** Task to complete **
Whenever an image turns up, omit it and return the remaining data exactly.

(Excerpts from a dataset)
########

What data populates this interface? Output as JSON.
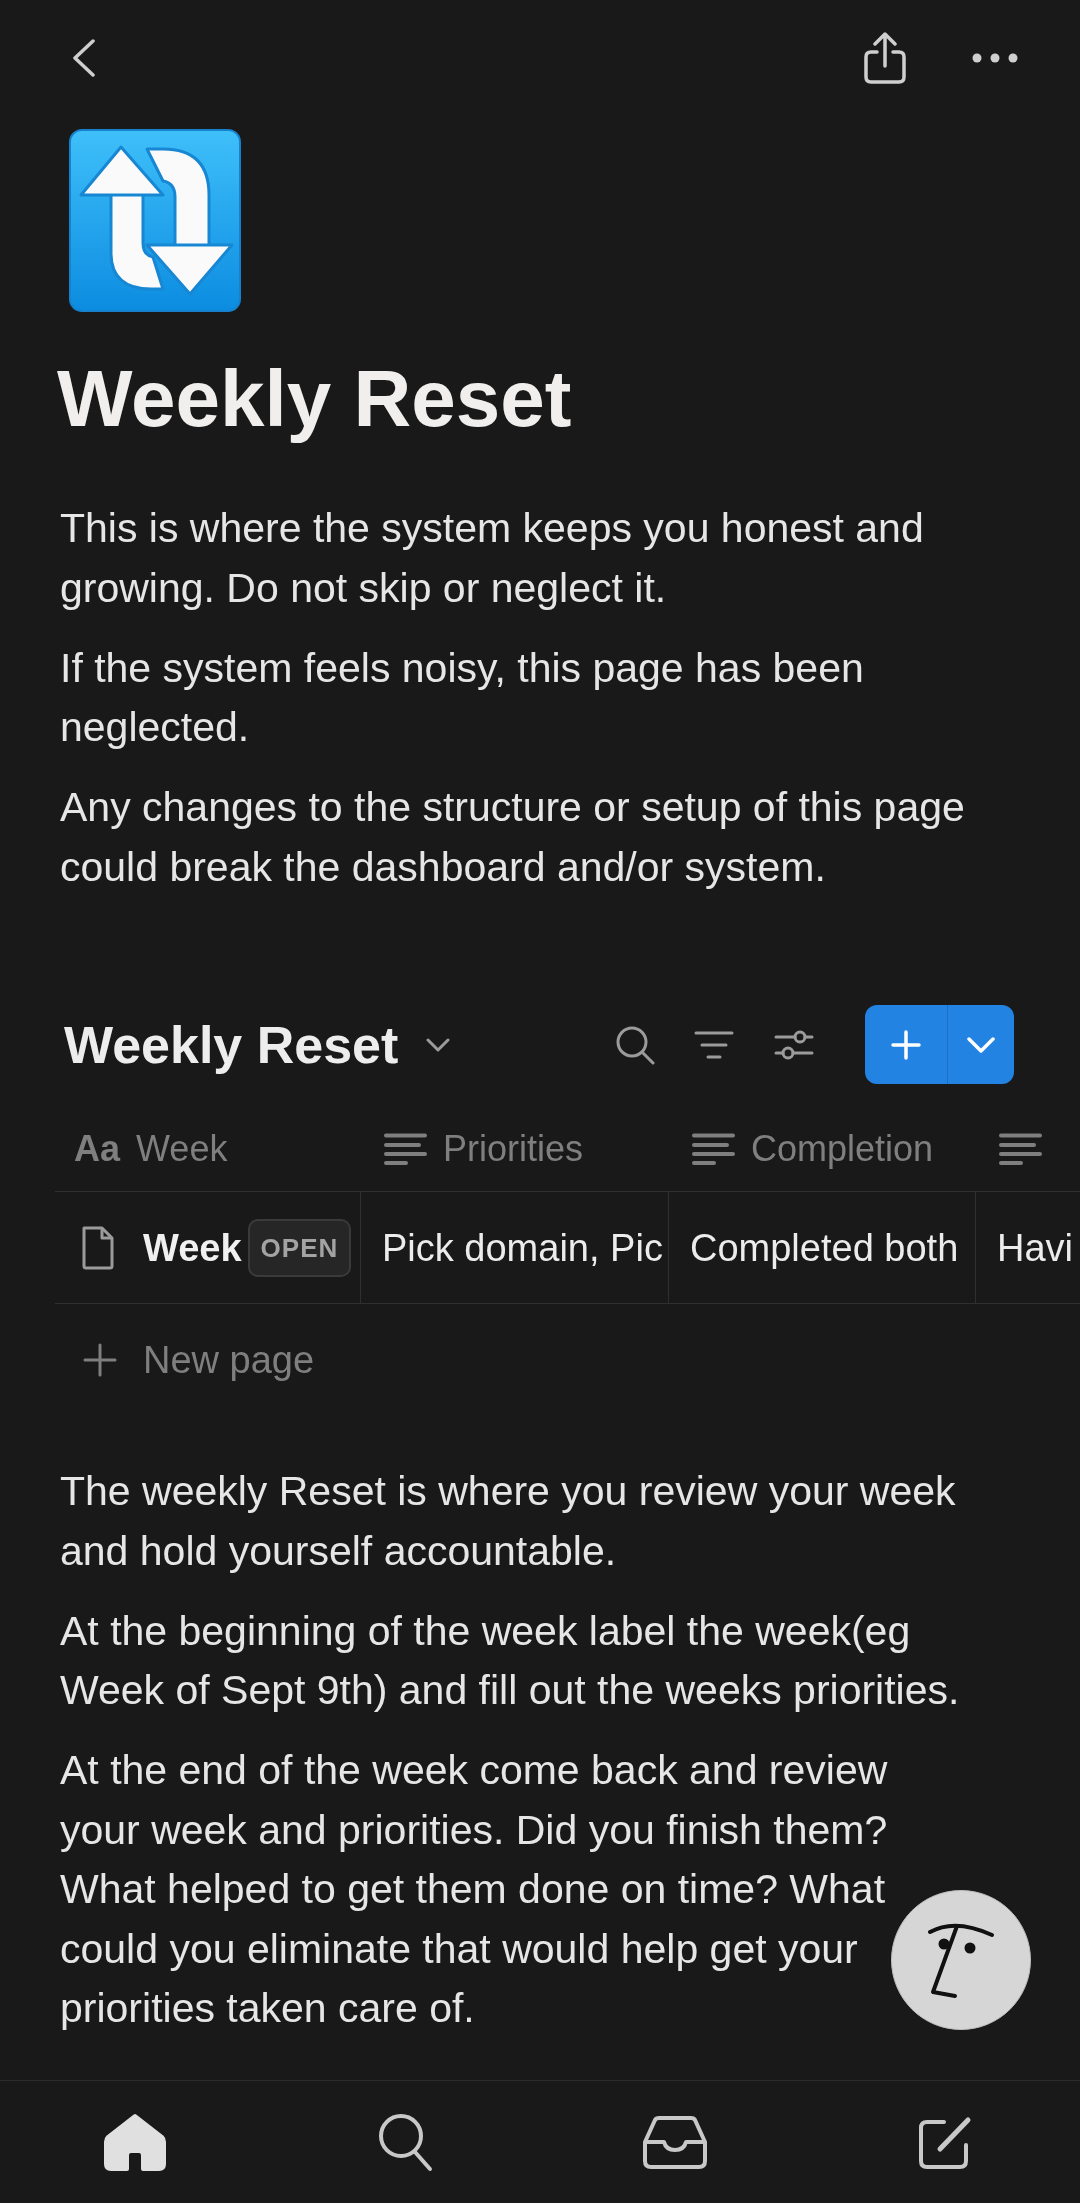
{
  "page": {
    "title": "Weekly Reset",
    "paragraphs": [
      "This is where the system keeps you honest and growing. Do not skip or neglect it.",
      "If the system feels noisy, this page has been neglected.",
      "Any changes to the structure or setup of this page could break the dashboard and/or system."
    ]
  },
  "database": {
    "title": "Weekly Reset",
    "columns": [
      {
        "kind": "title",
        "icon": "Aa",
        "name": "Week"
      },
      {
        "kind": "text",
        "name": "Priorities"
      },
      {
        "kind": "text",
        "name": "Completion"
      },
      {
        "kind": "text"
      }
    ],
    "rows": [
      {
        "cells": [
          "Week",
          "Pick domain, Pic",
          "Completed both",
          "Havi"
        ],
        "badge": "OPEN"
      }
    ],
    "new_row_label": "New page"
  },
  "notes": [
    "The weekly Reset is where you review your week and hold yourself accountable.",
    "At the beginning of the week label the week(eg Week of Sept 9th) and fill out the weeks priorities.",
    "At the end of the week come back and review your week and priorities. Did you finish them? What helped to get them done on time? What could you eliminate that would help get your priorities taken care of."
  ],
  "bottom_nav": [
    {
      "selected": true
    },
    {
      "selected": false
    },
    {
      "selected": false
    },
    {
      "selected": false
    }
  ]
}
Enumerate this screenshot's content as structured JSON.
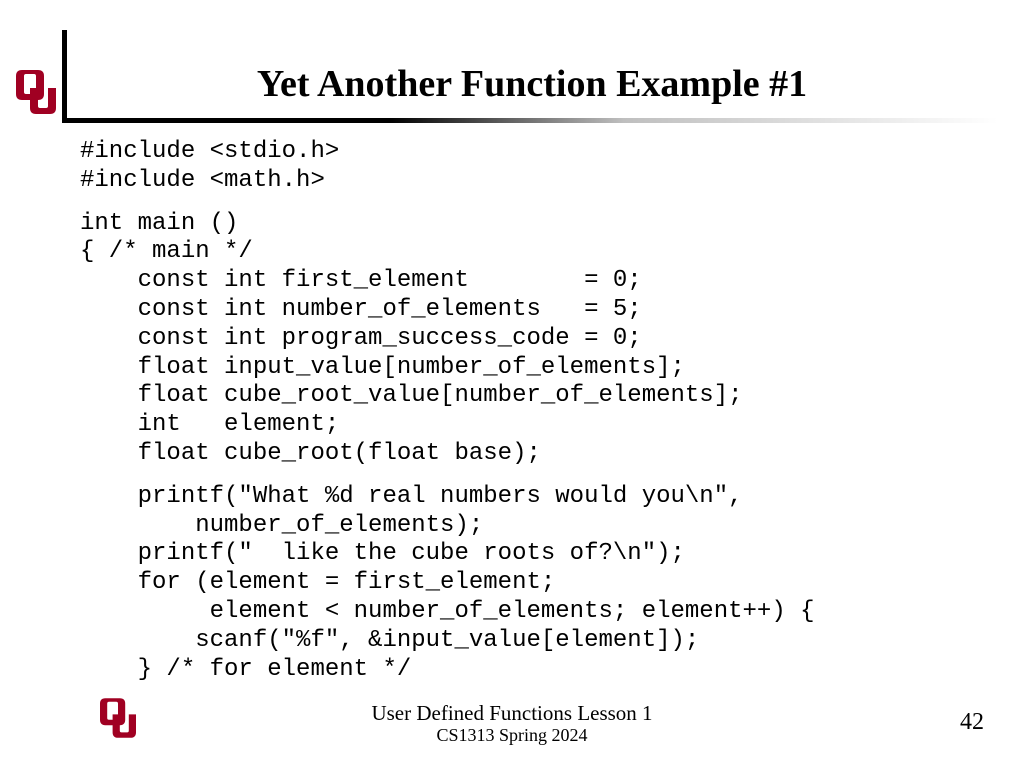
{
  "title": "Yet Another Function Example #1",
  "code": {
    "l01": "#include <stdio.h>",
    "l02": "#include <math.h>",
    "l03": "int main ()",
    "l04": "{ /* main */",
    "l05": "    const int first_element        = 0;",
    "l06": "    const int number_of_elements   = 5;",
    "l07": "    const int program_success_code = 0;",
    "l08": "    float input_value[number_of_elements];",
    "l09": "    float cube_root_value[number_of_elements];",
    "l10": "    int   element;",
    "l11": "    float cube_root(float base);",
    "l12": "    printf(\"What %d real numbers would you\\n\",",
    "l13": "        number_of_elements);",
    "l14": "    printf(\"  like the cube roots of?\\n\");",
    "l15": "    for (element = first_element;",
    "l16": "         element < number_of_elements; element++) {",
    "l17": "        scanf(\"%f\", &input_value[element]);",
    "l18": "    } /* for element */"
  },
  "footer": {
    "line1": "User Defined Functions Lesson 1",
    "line2": "CS1313 Spring 2024"
  },
  "page_number": "42",
  "logo": {
    "color": "#a00022",
    "letters": "OU"
  }
}
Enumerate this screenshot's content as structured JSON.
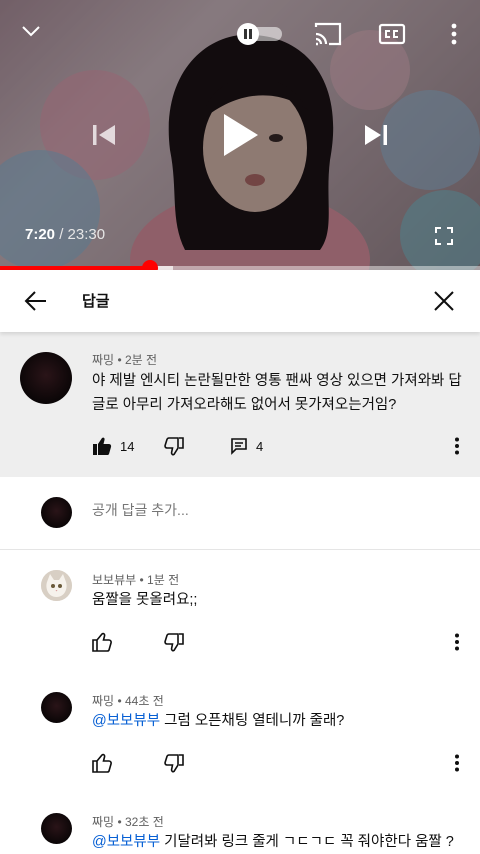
{
  "player": {
    "current_time": "7:20",
    "total_time": "/ 23:30",
    "progress": 0.313,
    "buffered": 0.36,
    "colors": {
      "progress": "#ff0000"
    }
  },
  "replies": {
    "title": "답글"
  },
  "parent_comment": {
    "author": "짜밍",
    "time": "• 2분 전",
    "text_line1": "야 제발 엔시티 논란될만한 영통 팬싸 영상 있으면 가져와봐 답",
    "text_line2": "글로 아무리 가져오라해도 없어서 못가져오는거임?",
    "likes": "14",
    "replies_count": "4"
  },
  "add_reply": {
    "placeholder": "공개 답글 추가..."
  },
  "reply_list": [
    {
      "author": "보보뷰부",
      "time": "• 1분 전",
      "mention": "",
      "text": "움짤을 못올려요;;"
    },
    {
      "author": "짜밍",
      "time": "• 44초 전",
      "mention": "@보보뷰부",
      "text": " 그럼 오픈채팅 열테니까 줄래?"
    },
    {
      "author": "짜밍",
      "time": "• 32초 전",
      "mention": "@보보뷰부",
      "text": " 기달려봐 링크 줄게 ㄱㄷㄱㄷ 꼭 줘야한다 움짤 ?"
    }
  ],
  "icons": {
    "collapse": "chevron-down-icon",
    "autoplay": "autoplay-toggle-icon",
    "cast": "cast-icon",
    "captions": "captions-icon",
    "more": "more-vert-icon",
    "prev": "skip-previous-icon",
    "play": "play-icon",
    "next": "skip-next-icon",
    "fullscreen": "fullscreen-icon",
    "back": "arrow-back-icon",
    "close": "close-icon",
    "like": "thumb-up-icon",
    "dislike": "thumb-down-icon",
    "reply": "reply-icon"
  }
}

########

** Solution to the problem **
What data populates this interface? Output as JSON.
{
  "page": {
    "title": "Weekly Reset",
    "paragraphs": [
      "This is where the system keeps you honest and growing. Do not skip or neglect it.",
      "If the system feels noisy, this page has been neglected.",
      "Any changes to the structure or setup of this page could break the dashboard and/or system."
    ]
  },
  "database": {
    "title": "Weekly Reset",
    "columns": [
      {
        "kind": "title",
        "icon": "Aa",
        "name": "Week"
      },
      {
        "kind": "text",
        "name": "Priorities"
      },
      {
        "kind": "text",
        "name": "Completion"
      },
      {
        "kind": "text"
      }
    ],
    "rows": [
      {
        "cells": [
          "Week",
          "Pick domain, Pic",
          "Completed both",
          "Havi"
        ],
        "badge": "OPEN"
      }
    ],
    "new_row_label": "New page"
  },
  "notes": [
    "The weekly Reset is where you review your week and hold yourself accountable.",
    "At the beginning of the week label the week(eg Week of Sept 9th) and fill out the weeks priorities.",
    "At the end of the week come back and review your week and priorities. Did you finish them? What helped to get them done on time? What could you eliminate that would help get your priorities taken care of."
  ],
  "bottom_nav": [
    {
      "selected": true
    },
    {
      "selected": false
    },
    {
      "selected": false
    },
    {
      "selected": false
    }
  ]
}
Enumerate this screenshot's content as structured JSON.
{
  "title": "Yet Another Function Example #1",
  "code": {
    "l01": "#include <stdio.h>",
    "l02": "#include <math.h>",
    "l03": "int main ()",
    "l04": "{ /* main */",
    "l05": "    const int first_element        = 0;",
    "l06": "    const int number_of_elements   = 5;",
    "l07": "    const int program_success_code = 0;",
    "l08": "    float input_value[number_of_elements];",
    "l09": "    float cube_root_value[number_of_elements];",
    "l10": "    int   element;",
    "l11": "    float cube_root(float base);",
    "l12": "    printf(\"What %d real numbers would you\\n\",",
    "l13": "        number_of_elements);",
    "l14": "    printf(\"  like the cube roots of?\\n\");",
    "l15": "    for (element = first_element;",
    "l16": "         element < number_of_elements; element++) {",
    "l17": "        scanf(\"%f\", &input_value[element]);",
    "l18": "    } /* for element */"
  },
  "footer": {
    "line1": "User Defined Functions Lesson 1",
    "line2": "CS1313 Spring 2024"
  },
  "page_number": "42",
  "logo": {
    "color": "#a00022",
    "letters": "OU"
  }
}
Enumerate this screenshot's content as structured JSON.
{
  "player": {
    "current_time": "7:20",
    "total_time": "/ 23:30",
    "progress": 0.313,
    "buffered": 0.36,
    "colors": {
      "progress": "#ff0000"
    }
  },
  "replies": {
    "title": "답글"
  },
  "parent_comment": {
    "author": "짜밍",
    "time": "• 2분 전",
    "text_line1": "야 제발 엔시티 논란될만한 영통 팬싸 영상 있으면 가져와봐 답",
    "text_line2": "글로 아무리 가져오라해도 없어서 못가져오는거임?",
    "likes": "14",
    "replies_count": "4"
  },
  "add_reply": {
    "placeholder": "공개 답글 추가..."
  },
  "reply_list": [
    {
      "author": "보보뷰부",
      "time": "• 1분 전",
      "mention": "",
      "text": "움짤을 못올려요;;"
    },
    {
      "author": "짜밍",
      "time": "• 44초 전",
      "mention": "@보보뷰부",
      "text": " 그럼 오픈채팅 열테니까 줄래?"
    },
    {
      "author": "짜밍",
      "time": "• 32초 전",
      "mention": "@보보뷰부",
      "text": " 기달려봐 링크 줄게 ㄱㄷㄱㄷ 꼭 줘야한다 움짤 ?"
    }
  ],
  "icons": {
    "collapse": "chevron-down-icon",
    "autoplay": "autoplay-toggle-icon",
    "cast": "cast-icon",
    "captions": "captions-icon",
    "more": "more-vert-icon",
    "prev": "skip-previous-icon",
    "play": "play-icon",
    "next": "skip-next-icon",
    "fullscreen": "fullscreen-icon",
    "back": "arrow-back-icon",
    "close": "close-icon",
    "like": "thumb-up-icon",
    "dislike": "thumb-down-icon",
    "reply": "reply-icon"
  }
}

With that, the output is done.